I do not know Susan Mauldin, the now-former Chief Security Officer of Equifax, nor can I even tell you what her job was.  That is because the role of Chief Information Security Officer (CISO) remains ill-defined: each company implements the role in different ways and has different expectations.  It may well be that this person did not have the authority to implement policies that would have prevented the breach that revealed records of over 143 million US consumers.

What I can say is this:

The only way you can entirely secure a computer is to destroy it and melt down its components beyond the point that any recovery tool can glean information.  Otherwise, there is always some security risk.  You might be able to sufficiently secure a system such that the risk is so low as to be almost negligible, but to do that usually requires more resources than it will cost to mitigate a breach.

The goal of a CISO is to reduce the expected loss of a security breach to a level acceptable to the management.  Expected loss has many components.  It can include direct financial losses, losses in sales, reputation loss (and thereby future sales losses), stolen IPR, thus impacting product differentiation, and liability associated with stolen customer and partner information.  In a world where information is worth its weight in gold, holding any information secret means that there is a risk it will be revealed.  The decisions of a CISO or her management do not amount to loss due to a single event, but may be recurring losses, either due to expenses to mitigate risk or due to losses from breaches.

Equifax’s business is information about consumers.  That means that they must retain the information necessary to report their findings to their customers, such as banks or employers who are assessing the trustworthiness of an individual.  That can be a lot of information, such as credit card, mortgage, and utility payment histories.  Equifax is a big fat target for information thieves, much the same way the US Office of Personnel Management is (they were breached in 2014).

It has been reported that the information thieves in this case made use of a vulnerability in Apache Struts that had been announced in March.  Equifax stated that they detected anomalous behavior on the 29th of July.  That left a period of roughly four months of exposure. In the grand scheme of things, this is not a long long time for an exposure.  However, because the value of information that was at risk was actually quite high, and because the vulnerability in question was exploitable on the open Internet, there should have been a process in place to rapidly close the bug.  There exist any number of patch management tools that spot open source software updates, and alert the customer.

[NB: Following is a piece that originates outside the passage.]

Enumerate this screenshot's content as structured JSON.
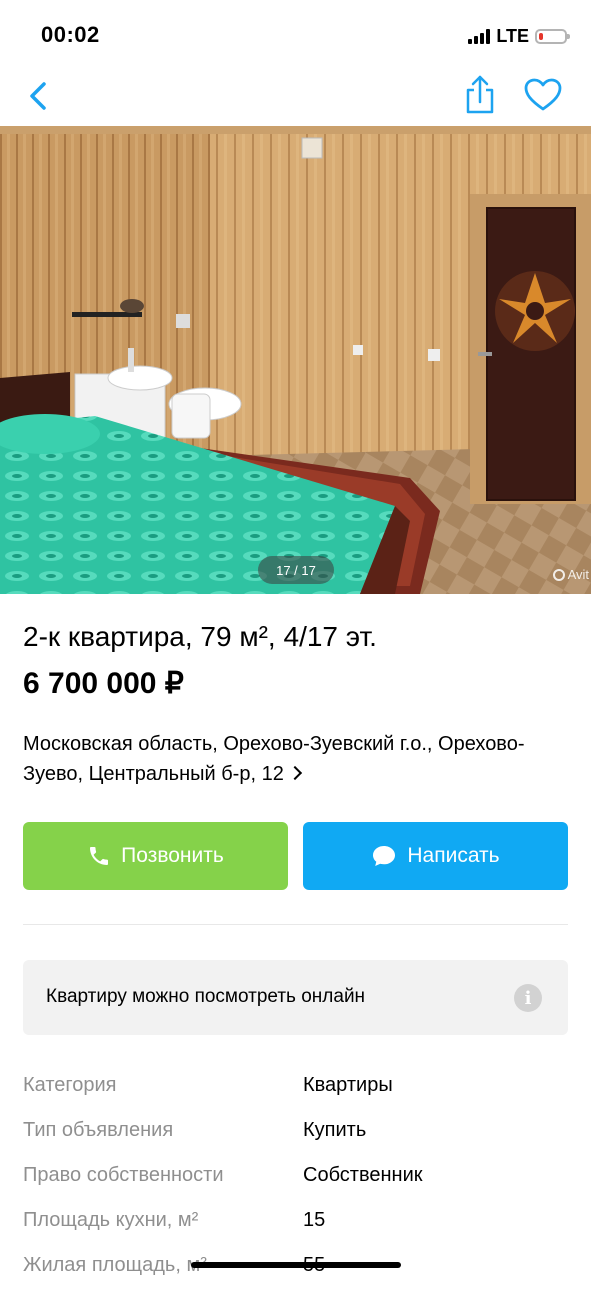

Should Susan Mauldin have known all of this?  Yes.  Did she?  I don’t know.  Did she have the authority to effect change?  I don’t know, but to be sure she was ineffective because the necessary processes were not in place.  Will this sort of failure happen again?  You can bet on it, but when and how much the loss will be is where CISOs make their money.